# [TASK REQUIREMENTS]
Which lines below hold the word "компании"? Copy all of them.

### DATA RECORDS

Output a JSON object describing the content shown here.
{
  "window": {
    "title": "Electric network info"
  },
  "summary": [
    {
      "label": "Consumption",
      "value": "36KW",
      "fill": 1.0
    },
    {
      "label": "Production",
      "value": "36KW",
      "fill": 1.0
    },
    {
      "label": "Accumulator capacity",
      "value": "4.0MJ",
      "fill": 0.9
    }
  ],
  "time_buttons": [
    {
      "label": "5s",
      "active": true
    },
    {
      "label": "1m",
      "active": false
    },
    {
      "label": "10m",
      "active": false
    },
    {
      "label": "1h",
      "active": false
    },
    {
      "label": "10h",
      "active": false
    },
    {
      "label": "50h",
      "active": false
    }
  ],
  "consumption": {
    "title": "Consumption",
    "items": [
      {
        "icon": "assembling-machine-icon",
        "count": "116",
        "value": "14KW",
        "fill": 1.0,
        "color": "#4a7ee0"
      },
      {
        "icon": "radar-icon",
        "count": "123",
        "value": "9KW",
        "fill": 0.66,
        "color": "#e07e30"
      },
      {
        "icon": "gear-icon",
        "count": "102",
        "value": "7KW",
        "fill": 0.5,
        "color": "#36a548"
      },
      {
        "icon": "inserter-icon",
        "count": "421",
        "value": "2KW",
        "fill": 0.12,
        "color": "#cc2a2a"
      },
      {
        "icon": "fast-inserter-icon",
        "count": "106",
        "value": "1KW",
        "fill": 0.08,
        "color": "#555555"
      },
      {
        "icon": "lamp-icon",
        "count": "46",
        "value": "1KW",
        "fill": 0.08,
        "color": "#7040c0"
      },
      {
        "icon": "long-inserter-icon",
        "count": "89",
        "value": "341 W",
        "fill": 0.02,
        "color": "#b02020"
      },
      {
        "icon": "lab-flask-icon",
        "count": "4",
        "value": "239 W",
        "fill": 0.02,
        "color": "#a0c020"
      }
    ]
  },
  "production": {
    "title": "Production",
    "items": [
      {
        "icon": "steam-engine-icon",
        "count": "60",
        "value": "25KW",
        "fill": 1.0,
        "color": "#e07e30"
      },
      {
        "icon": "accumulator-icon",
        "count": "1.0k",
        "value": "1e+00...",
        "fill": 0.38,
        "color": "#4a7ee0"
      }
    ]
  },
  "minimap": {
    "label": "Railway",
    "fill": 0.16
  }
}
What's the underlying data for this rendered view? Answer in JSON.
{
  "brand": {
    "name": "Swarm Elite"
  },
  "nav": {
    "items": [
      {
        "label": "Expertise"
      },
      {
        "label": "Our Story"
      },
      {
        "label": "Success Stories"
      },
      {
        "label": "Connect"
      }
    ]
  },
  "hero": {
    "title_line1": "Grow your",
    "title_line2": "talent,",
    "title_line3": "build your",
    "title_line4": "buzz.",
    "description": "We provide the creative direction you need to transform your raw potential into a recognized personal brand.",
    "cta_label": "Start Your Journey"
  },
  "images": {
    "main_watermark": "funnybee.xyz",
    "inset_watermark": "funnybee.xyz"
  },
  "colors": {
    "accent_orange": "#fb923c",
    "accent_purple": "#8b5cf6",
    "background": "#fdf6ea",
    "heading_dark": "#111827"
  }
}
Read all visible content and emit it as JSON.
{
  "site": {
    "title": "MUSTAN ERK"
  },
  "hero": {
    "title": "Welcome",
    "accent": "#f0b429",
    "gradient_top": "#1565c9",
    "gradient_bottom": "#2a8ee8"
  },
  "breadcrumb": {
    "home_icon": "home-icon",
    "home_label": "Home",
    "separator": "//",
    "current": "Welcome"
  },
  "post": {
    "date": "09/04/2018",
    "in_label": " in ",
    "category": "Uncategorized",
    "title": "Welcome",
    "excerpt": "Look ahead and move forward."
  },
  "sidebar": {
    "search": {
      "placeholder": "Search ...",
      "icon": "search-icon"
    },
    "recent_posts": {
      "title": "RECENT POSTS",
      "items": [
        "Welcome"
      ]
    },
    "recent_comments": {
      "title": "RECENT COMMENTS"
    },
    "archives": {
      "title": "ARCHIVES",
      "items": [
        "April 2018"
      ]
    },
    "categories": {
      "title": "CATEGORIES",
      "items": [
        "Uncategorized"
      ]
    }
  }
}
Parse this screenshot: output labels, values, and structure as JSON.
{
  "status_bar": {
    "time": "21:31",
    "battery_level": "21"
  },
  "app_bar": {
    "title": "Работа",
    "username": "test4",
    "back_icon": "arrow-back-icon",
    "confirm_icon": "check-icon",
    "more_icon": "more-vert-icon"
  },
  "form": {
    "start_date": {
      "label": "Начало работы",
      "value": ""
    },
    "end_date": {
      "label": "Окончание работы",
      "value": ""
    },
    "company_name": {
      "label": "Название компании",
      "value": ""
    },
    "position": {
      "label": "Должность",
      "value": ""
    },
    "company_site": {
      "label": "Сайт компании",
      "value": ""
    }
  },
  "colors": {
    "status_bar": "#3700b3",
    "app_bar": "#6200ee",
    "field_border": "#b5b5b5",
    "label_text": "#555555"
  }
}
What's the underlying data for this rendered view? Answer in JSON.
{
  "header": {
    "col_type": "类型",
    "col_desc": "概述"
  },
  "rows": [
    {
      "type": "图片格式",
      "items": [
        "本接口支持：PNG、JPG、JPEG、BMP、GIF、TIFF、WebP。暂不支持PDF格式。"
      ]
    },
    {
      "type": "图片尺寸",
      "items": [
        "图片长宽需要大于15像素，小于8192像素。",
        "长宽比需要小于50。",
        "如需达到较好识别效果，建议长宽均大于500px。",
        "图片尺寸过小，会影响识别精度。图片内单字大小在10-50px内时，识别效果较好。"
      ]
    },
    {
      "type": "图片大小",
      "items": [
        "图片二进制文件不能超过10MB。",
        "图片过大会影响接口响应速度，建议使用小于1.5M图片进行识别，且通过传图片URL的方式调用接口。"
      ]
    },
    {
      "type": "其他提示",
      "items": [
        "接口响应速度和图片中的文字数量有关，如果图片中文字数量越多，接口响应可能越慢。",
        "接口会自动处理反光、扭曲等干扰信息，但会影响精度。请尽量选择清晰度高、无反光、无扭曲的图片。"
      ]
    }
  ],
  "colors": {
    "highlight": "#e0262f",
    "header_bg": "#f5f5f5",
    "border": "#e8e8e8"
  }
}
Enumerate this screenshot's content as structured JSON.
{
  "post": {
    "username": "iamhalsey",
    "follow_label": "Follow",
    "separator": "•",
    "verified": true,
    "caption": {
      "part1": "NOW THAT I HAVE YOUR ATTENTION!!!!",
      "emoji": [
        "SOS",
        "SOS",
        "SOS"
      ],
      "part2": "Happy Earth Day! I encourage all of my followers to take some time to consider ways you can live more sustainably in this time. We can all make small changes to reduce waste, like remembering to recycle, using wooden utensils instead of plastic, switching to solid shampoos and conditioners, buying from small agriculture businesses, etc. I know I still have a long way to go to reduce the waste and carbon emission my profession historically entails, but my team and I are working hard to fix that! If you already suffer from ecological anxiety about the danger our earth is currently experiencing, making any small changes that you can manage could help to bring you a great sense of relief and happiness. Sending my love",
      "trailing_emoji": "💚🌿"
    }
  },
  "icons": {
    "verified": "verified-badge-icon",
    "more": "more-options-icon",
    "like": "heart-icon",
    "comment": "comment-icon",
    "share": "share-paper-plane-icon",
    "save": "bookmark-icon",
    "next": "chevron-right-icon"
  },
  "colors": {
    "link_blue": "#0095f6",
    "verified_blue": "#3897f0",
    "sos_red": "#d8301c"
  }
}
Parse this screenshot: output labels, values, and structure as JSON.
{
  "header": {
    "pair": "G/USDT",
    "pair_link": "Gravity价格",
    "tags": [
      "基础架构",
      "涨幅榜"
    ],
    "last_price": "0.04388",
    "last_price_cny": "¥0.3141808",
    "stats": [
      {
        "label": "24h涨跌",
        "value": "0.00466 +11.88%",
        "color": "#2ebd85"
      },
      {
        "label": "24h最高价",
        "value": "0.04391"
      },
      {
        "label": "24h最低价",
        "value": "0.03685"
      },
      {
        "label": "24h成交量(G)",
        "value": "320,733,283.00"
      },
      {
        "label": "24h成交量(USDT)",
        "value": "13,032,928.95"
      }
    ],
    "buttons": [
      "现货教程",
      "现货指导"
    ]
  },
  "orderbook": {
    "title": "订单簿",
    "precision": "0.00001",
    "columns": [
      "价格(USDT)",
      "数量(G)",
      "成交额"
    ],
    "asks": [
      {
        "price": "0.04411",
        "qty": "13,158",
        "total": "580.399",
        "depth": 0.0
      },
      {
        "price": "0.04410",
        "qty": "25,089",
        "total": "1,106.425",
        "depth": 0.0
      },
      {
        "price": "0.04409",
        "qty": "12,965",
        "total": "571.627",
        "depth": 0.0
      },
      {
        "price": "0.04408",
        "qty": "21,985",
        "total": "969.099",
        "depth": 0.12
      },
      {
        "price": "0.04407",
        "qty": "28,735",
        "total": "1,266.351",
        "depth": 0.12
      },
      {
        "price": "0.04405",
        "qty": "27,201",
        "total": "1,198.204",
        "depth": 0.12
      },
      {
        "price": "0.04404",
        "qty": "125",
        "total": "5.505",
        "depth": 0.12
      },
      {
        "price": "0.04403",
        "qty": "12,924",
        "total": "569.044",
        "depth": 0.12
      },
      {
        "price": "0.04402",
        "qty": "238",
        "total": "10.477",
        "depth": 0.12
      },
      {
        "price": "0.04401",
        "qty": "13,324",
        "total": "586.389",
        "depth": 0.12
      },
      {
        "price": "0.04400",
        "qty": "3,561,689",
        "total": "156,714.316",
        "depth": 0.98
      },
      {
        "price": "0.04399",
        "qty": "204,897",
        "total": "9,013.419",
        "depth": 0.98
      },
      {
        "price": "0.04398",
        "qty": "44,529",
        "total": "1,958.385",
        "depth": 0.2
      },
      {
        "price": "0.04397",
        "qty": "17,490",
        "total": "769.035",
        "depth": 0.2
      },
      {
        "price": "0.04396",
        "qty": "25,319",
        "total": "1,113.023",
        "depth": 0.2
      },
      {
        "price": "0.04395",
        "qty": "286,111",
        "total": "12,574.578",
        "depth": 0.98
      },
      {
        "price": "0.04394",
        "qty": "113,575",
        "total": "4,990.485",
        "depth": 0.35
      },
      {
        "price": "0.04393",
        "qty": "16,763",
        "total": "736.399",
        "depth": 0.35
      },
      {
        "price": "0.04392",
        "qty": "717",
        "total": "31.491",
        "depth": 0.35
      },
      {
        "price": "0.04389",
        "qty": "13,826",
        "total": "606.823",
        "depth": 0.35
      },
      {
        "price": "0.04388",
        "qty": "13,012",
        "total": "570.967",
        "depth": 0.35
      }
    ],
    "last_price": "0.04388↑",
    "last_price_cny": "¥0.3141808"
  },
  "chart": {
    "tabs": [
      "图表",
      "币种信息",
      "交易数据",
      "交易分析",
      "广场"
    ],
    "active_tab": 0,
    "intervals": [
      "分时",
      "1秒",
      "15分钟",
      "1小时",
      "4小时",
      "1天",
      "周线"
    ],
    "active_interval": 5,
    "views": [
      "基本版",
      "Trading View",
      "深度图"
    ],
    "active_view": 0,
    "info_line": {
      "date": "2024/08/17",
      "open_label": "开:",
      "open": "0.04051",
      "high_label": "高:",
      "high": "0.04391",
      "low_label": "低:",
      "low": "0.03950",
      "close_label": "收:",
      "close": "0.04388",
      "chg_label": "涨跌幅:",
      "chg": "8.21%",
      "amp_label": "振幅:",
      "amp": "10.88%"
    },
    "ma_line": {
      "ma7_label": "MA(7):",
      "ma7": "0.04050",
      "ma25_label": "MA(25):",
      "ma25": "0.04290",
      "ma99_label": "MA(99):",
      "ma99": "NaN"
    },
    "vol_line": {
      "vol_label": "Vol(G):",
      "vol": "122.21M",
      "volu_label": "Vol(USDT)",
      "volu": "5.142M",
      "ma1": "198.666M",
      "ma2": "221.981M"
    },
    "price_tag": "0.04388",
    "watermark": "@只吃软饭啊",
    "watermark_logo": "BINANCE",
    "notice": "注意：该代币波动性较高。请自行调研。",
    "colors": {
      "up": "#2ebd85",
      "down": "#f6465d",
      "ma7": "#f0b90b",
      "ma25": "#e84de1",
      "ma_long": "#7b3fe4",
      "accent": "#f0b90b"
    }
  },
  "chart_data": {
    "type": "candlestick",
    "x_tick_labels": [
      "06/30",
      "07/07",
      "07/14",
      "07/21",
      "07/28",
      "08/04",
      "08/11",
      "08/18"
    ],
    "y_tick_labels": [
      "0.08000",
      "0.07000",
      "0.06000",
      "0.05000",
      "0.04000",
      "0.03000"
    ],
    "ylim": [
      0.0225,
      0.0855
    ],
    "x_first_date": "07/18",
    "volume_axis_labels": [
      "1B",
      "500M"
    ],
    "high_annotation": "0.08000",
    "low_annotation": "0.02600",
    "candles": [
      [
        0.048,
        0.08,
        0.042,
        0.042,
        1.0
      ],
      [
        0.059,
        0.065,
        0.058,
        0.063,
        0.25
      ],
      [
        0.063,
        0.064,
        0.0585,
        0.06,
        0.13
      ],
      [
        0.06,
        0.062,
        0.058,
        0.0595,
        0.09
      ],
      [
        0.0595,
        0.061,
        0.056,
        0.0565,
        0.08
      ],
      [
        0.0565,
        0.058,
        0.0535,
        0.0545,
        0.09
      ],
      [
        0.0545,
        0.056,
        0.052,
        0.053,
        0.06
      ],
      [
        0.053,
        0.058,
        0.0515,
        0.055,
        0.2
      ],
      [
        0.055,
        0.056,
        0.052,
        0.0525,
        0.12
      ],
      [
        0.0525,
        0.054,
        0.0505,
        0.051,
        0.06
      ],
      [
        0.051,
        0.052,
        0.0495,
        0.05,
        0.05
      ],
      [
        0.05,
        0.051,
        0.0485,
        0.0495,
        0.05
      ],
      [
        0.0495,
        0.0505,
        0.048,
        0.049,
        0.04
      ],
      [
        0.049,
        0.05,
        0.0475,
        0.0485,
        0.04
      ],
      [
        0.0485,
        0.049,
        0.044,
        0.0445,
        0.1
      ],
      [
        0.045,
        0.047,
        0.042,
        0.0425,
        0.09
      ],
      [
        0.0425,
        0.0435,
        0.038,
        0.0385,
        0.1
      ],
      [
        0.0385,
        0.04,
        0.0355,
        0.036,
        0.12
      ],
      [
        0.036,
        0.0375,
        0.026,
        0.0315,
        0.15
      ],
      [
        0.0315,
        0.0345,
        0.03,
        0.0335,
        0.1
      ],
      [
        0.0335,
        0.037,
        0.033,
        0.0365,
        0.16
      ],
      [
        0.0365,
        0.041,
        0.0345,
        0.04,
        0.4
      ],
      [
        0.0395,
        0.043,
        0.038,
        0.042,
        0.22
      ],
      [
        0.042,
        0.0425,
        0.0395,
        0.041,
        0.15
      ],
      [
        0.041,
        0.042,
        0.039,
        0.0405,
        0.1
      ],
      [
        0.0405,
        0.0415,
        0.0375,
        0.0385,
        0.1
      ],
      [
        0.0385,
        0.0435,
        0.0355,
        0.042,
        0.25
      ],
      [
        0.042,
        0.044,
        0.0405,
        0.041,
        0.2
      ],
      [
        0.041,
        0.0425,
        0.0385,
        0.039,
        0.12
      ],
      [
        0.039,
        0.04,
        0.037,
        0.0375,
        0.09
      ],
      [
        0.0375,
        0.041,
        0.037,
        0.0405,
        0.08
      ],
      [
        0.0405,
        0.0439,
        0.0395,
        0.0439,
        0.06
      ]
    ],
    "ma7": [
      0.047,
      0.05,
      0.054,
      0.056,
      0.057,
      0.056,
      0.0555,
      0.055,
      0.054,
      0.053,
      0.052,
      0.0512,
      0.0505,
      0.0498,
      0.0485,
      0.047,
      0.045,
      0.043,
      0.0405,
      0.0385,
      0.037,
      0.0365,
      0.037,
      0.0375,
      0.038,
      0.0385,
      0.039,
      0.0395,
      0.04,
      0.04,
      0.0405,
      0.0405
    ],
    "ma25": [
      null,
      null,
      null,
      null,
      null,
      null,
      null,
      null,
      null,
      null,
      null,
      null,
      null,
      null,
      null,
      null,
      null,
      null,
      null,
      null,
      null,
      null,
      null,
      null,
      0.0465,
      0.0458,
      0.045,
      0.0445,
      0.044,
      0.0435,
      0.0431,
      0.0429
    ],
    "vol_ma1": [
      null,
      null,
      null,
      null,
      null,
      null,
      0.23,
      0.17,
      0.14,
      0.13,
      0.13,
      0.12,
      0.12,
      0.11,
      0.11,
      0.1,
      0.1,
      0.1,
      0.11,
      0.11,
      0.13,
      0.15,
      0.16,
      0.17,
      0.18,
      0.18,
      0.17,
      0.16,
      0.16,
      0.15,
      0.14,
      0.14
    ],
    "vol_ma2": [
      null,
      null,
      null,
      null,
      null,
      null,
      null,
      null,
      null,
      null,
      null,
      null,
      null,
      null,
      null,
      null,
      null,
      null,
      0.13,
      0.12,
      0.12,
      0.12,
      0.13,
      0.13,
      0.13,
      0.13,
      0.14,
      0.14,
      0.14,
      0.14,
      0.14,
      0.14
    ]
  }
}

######

# [ANSWER SECTION]
      "label": "Название компании",
      "label": "Сайт компании",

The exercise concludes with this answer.